For our first project, I chose to take a picture looking up through a tree. This photo shows strong contrast with the light sky versus the dark branches and leaves. It has an interesting perspective looking up through the branches instead of looking straight at it. The leaves and branches add nice hard and soft textures to the picture as well.
For the nature project, I chose to shoot a close-up of a frozen bush with berries. The branches against the snow have opposite textures and contrast color-wise, making an interesting foil in the picture. The berries also provide a relief from the branches and snow as something unexpected .
For the still life project, I chose to photograph a series of breakfast items: soymilk, apple jacks, and a cereal bowl of apples. It has asymmetrical balance with the objects offcenter. It has nice contrast with the light sheet and dark lettering and apples. The outlines of each item is unique, the box’s straight edges versus the smooth curves of the apples, bottle, and bowl. The placement of each item creates interesting depth in relation to each other, the shadows also help with this.
This photo represents the rule of thirds quite nicely. The Monk bobble head is in the far right third, while its shadow takes up the last two-thirds. It also has nice shadows that lead the eye away from the bobble head and across the snow. The shadow is an elongation of the figure, making an interesting contrast between sizes. The hard ceramic figure and the soft snow have contrasting textures as well.
Create a meaningful self-portrait image to represent you and promote you as a person. The self-portrait must be taken by you using a tripod, remote release and/or timer.
Truth This photo shows good composition, with the positioning of the tree around the chair and I, like a frame. It has good contrast with the white skirt and the tree’s shadows as extremes, the shadowing and sky adding to this.
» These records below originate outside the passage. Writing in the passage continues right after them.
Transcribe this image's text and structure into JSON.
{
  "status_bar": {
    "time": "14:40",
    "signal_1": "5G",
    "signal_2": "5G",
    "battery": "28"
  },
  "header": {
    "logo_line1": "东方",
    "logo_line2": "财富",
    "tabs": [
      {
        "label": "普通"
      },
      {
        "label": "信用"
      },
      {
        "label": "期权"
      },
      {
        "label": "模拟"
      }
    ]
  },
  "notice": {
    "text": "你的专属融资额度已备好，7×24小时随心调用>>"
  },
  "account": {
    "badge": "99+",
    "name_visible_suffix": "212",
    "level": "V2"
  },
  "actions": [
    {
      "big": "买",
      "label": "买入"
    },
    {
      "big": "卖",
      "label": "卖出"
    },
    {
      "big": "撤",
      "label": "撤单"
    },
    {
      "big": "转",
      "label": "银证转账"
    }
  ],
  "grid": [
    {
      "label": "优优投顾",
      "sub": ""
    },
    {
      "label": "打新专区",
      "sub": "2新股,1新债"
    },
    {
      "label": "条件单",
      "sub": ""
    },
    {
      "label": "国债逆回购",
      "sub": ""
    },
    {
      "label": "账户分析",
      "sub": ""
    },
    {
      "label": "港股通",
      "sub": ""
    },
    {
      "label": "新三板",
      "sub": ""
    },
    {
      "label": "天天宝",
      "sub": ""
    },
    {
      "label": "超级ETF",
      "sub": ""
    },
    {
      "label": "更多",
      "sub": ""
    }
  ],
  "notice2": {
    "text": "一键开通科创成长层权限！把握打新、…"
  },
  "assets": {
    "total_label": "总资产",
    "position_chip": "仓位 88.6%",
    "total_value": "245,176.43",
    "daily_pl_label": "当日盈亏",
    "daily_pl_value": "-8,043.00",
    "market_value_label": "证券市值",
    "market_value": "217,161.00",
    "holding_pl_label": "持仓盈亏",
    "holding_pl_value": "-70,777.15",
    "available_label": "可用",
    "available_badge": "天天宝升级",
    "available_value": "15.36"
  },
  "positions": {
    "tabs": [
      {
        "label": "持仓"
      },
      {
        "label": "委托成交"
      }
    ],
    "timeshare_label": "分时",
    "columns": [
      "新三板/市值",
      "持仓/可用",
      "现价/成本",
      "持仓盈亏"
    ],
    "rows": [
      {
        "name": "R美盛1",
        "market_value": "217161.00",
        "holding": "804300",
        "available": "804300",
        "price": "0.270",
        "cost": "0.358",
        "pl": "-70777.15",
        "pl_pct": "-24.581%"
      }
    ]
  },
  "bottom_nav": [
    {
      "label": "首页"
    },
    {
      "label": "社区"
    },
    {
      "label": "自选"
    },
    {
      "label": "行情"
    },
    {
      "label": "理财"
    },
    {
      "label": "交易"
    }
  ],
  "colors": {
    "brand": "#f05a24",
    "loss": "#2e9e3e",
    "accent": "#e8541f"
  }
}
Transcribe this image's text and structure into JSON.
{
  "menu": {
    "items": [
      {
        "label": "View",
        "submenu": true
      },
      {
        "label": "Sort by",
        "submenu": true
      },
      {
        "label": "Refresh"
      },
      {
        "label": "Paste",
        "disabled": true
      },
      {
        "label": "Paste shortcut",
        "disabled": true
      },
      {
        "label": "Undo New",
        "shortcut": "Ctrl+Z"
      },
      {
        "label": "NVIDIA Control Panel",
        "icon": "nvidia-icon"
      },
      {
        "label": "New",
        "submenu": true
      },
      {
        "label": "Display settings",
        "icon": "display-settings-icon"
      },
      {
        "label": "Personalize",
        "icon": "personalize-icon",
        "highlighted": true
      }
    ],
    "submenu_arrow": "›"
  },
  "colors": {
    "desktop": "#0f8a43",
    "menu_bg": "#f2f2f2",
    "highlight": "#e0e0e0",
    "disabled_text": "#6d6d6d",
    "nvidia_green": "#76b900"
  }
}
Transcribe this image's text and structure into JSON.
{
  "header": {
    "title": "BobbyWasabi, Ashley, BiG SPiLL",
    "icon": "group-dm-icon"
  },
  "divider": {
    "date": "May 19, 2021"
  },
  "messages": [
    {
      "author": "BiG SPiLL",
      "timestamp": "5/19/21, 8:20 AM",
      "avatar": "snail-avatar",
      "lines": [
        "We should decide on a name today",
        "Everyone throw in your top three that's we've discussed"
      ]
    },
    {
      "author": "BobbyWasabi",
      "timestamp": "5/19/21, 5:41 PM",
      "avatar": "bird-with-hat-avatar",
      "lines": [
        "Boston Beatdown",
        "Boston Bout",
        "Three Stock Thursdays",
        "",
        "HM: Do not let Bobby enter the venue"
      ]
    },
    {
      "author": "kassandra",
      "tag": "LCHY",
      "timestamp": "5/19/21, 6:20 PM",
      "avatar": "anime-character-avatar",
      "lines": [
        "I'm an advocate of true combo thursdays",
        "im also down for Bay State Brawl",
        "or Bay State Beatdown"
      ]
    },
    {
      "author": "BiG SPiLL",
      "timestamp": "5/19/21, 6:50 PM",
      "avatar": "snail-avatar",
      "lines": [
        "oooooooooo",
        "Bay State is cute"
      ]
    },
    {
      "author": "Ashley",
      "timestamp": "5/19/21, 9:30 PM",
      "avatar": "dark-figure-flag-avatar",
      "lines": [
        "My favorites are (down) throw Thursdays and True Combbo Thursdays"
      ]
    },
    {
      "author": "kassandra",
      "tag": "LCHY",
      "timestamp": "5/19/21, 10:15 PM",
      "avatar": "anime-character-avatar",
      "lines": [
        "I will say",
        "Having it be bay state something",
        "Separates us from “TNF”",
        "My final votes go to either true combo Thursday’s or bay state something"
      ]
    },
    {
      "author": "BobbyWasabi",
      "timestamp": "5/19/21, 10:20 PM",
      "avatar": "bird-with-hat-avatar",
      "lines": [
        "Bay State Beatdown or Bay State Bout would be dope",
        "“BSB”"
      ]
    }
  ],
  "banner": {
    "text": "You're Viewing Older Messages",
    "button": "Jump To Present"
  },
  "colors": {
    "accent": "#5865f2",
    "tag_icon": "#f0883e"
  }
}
It also shows very clear textures in the tree and grass, making the picture feel touchable and real. Most importantly, it represents me as a person, chilled and surrounded by books and nature. I feel it makes the viewer wonder about why I’m staring into the distance, bringing the viewer in even more.
This photo shows deep depth of field because the chair is really only about a foot tall and my brother in the back is around six feet. The perspective shown in this photo makes it funny and interesting as an eye trick. The contrast in this picture is good, the lines of the chair really pop out against the white sky. The shadows under the chair also add to the photo, giving depth. The grass is really in focus as the background is, too, because you can see Jon looking up.
Create a photo using shallow depth of field where the foreground or subject is in focus and the background is blurred creating a stronger center of interest. For an interesting change, reverse the shallow depth of field and focus on the background leaving the subject out of focus.
For this photo, I used reverse depth of field where the focus is on the center of the guitar instead of just the front of it. This is more interesting on a picture like this with lines since lines usually lead to the focus, it tricks the eye to another area. This photo’s composition is good, the guitar fills the frame and the diagonal lines are visually interesting. The blurry parts are also interesting because of the bokeh from the shiny parts of the guitar, like the strings instead of a flat, boring element.
For my stop action, I choose to shoot my friend Nicole as she was jumping. The movement is apparent through her hair and cardigan in the air. This picture displays the rule of thirds both vertically and horizontally, making the picture visually appealing. There is also a reflection of the trees in the picture in the water of the parking lot, adding to the composition. The contrast of the picture is also good shown through the sky and parking lot lights versus the midsection’s darks.
This photo shows panning because the car is driving fast, but is still focused while the background is blurred. The moving car has room in front of it, so the motion can continue through the picture, appealing to the eye. This picture also uses the rule of thirds, dividing by the pavement, the car and the upper part of the house in the background.
This photo has a more relaxed feeling, which represents Nick accurately. The contrast between the sky, lines, and ball versus Nick’s shirt and the trees in good, the white breaking up the darker tones. This picture also shows interesting perspective by Nick being larger than the trees and the car. It also respects the rule of thirds with the horizon in the upper third and the cropping allows headroom for Nick, allowing the picture to be more complete.
Emily Harsch lives in West Des Moines and just completed her Sophomore year at Valley High School. She took Photo Foundations with Ms DeVries.
While not in photo, Emily enjoys singing, reading, playing guitar, listening to music, and hanging out with her friends. She in involved in jazz choir, Valley Drama, IHSSA individual events and group IHSSA.
Her future plans include majoring in English at hopefully Northwestern and joining the Peace Corps to teach children reading and writing skills. She also wants a dog very badly.
Emily hopes to continue her photography through taking advanced photography classes at Valley High School.